There’s no way around it: Frank Robinson’s arrival via trade in December 1965 transformed the Orioles, pushing a club on the precipice of contention into the postseason - immediately. Considered an old 30 and expendable by the Reds, Robinson flourished in Baltimore. He won the Triple Crown in 1966 - leading the American League with a .316 average, 49 homers and 122 RBIs - and sent the Orioles into the World Series, where they shockingly swept the vaunted Dodgers.
More accolades followed, as a new audience recognized the lanky right fielder as a heady power hitter, as capable of turning a game with his bat as he was at keeping a clubhouse loose with his antics as the judge of the O’s kangaroo court. More postseason appearances followed, too - the Birds made three straight appearances in the Fall Classic from 1969-71, winning it all in 1970 over the Reds, the club that kicked Robinson to the curb in exchange for Jack Baldschun, Milt Pappas and Dick Simpson. By the time the Orioles shipped him to the Dodgers in December 1971, Robinson had cemented his position in Baltimore’s rich sports history with five All-Star nods, an All-Star MVP in 1971 and a World Series MVP in 1966 - all as an Oriole.
It’s only natural that Robinson, who later managed the Orioles and worked in the front office, should be the first of the team’s six members of the National Baseball Hall of Fame in Cooperstown, N.Y., to have a statue unveiled in the new picnic area at Camden Yards. As Orioles legends go, few have made such an immediate impact. And the stogie that Robinson is puffing in this memorable photograph from the Orioles archives, circa mid-1960s, is the kind of scene that was played out often during his career in black and orange, where the good days certainly outnumbered the bad and celebratory cigars were commonplace.
I have a very personal connection to Robinson, who achieved a most memorable feat on Mother’s Day 1966, when I attended my first baseball game. In the first inning of the second game of that May 8, 1966 doubleheader, Robinson hit a home run out of Memorial Stadium, ripping a Luis Tiant pitch deep down the left field line and into the parking lot, much to the amazement of a partisan crowd that didn’t think such a feat possible. We stayed through the nightcap; it may have been a day to celebrate mom, but a kid’s first ballgame shouldn’t end prematurely. I didn’t discover until breakfast the next morning about the out-of-the-park experience, courtesy of dad’s retelling of a radio news item. Until the Orioles moved into Camden Yards from Memorial Stadium, a flag simply proclaiming “HERE” was raised at every home game on 33rd Street to mark the occasion. Robinson now owns the pennant.

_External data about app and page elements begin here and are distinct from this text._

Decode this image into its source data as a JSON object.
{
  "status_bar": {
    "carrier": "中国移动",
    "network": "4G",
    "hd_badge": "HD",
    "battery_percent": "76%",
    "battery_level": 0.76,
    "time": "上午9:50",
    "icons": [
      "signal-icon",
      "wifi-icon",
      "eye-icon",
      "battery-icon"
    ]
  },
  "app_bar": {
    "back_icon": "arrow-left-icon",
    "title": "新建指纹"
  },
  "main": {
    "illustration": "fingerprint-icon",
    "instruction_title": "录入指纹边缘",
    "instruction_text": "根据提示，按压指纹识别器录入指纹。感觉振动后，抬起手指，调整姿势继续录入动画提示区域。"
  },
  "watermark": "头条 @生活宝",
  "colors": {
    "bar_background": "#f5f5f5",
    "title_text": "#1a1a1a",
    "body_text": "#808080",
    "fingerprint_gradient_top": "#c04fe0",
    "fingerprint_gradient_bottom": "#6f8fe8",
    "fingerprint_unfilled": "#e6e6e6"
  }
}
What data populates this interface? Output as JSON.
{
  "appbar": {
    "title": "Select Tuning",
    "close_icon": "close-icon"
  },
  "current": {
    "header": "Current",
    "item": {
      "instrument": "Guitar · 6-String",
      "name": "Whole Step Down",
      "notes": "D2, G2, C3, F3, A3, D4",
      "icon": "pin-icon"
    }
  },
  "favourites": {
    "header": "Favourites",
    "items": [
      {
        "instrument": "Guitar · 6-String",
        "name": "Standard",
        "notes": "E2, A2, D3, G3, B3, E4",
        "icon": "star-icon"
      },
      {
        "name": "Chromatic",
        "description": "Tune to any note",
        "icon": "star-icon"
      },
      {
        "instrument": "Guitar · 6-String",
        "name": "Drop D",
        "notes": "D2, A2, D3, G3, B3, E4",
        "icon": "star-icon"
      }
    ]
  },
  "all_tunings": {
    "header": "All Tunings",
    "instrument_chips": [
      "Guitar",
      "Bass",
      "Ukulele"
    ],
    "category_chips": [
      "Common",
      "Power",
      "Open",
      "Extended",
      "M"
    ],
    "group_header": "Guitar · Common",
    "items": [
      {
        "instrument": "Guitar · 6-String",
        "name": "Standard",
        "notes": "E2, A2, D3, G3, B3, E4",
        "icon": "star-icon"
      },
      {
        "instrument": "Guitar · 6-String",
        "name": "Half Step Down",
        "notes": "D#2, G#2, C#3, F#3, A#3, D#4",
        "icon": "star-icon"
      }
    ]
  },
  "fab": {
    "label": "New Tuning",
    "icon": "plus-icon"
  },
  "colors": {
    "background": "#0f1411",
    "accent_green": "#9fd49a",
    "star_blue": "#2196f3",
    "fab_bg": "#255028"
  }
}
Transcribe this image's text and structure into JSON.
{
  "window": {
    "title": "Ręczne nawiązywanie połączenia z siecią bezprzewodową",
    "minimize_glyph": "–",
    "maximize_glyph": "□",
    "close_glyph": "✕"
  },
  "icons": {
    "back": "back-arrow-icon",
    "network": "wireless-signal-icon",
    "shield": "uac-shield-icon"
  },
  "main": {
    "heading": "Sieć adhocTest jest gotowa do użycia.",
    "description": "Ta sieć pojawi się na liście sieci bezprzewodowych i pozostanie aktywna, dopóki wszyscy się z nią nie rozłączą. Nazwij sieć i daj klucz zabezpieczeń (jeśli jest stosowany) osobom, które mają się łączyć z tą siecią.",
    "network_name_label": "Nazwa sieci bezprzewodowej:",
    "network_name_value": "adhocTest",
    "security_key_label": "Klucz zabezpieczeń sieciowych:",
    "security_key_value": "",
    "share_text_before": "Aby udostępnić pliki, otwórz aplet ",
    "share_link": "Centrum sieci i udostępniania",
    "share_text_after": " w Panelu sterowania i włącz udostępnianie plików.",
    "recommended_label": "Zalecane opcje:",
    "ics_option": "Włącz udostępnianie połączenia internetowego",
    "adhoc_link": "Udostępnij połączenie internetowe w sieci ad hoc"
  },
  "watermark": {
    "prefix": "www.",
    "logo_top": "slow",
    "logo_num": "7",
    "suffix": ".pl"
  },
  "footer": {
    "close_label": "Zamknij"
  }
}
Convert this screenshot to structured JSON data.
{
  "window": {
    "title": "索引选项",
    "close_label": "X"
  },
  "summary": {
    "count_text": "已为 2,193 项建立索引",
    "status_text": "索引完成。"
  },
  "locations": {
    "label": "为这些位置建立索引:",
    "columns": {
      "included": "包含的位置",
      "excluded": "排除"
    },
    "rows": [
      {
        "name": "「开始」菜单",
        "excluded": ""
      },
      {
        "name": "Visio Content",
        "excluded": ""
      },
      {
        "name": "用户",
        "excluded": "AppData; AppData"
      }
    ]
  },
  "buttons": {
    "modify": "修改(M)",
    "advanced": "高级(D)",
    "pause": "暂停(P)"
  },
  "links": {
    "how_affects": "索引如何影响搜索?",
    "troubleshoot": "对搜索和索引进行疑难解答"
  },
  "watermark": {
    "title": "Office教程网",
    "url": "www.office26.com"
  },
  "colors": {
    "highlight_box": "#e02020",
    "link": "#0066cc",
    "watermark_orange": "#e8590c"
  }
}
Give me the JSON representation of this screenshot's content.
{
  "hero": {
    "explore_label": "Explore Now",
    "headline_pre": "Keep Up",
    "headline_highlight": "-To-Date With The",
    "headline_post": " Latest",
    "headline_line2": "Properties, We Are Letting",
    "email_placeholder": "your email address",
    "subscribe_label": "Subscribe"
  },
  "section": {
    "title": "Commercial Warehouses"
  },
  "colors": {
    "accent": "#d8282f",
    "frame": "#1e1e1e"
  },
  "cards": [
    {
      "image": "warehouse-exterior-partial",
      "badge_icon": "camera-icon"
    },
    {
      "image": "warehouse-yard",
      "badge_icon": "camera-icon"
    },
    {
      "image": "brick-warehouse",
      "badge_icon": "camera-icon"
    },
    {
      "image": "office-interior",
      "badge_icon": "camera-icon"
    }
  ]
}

While I was there, I couldn’t see the homer, only the curious looks on the faces as necks craned to see how far the blast traveled. My dad had purchased tickets in the upper deck on the third base side, but when we were hiking up the notoriously steep concrete steps to our destination, mom turned to him and shot him a steely glare that said, “I’m not sitting all the way up here.” We retreated to the concourse, where we waited while dad exchanged the ducats for seats in the lower reserved section just beyond third base - under cover from the beating sun, but preventing me from tracking the flight of that longball off Robinson’s bat.
Robinson was noted for many things as an Oriole - clutch hitting, the ability to turn adversity into success and an undeniable passion to win. And winning was something he did frequently as an Oriole. But hitting .300 with 179 homers and 545 RBIs over six seasons will translate into victories. His No. 20 was retired in 1972 and Robinson, now 76, was enshrined in Cooperstown in 1982, the first modern Oriole to gain baseball immortality. And no one that watched him in Memorial Stadium could say he didn’t earn the honor.
When his bronze likeness in the new picnic area is unveiled Saturday night (the ceremony is slated to begin at 5:15 p.m., but the Orioles are urging fans to arrive early because a large walk-up crowd is expected), recollections of Robinson’s impact will flood through the collective memories of O’s fans. I’ve shared my best memory of Robinson. What’s yours?
Photos used in the Flashback feature come from the Orioles’ photo archives. From time to time this season, we’ll take a look back at interesting people, places and events in Baltimore baseball history through the camera lenses that captured them and lend a historical perspective to what’s shown.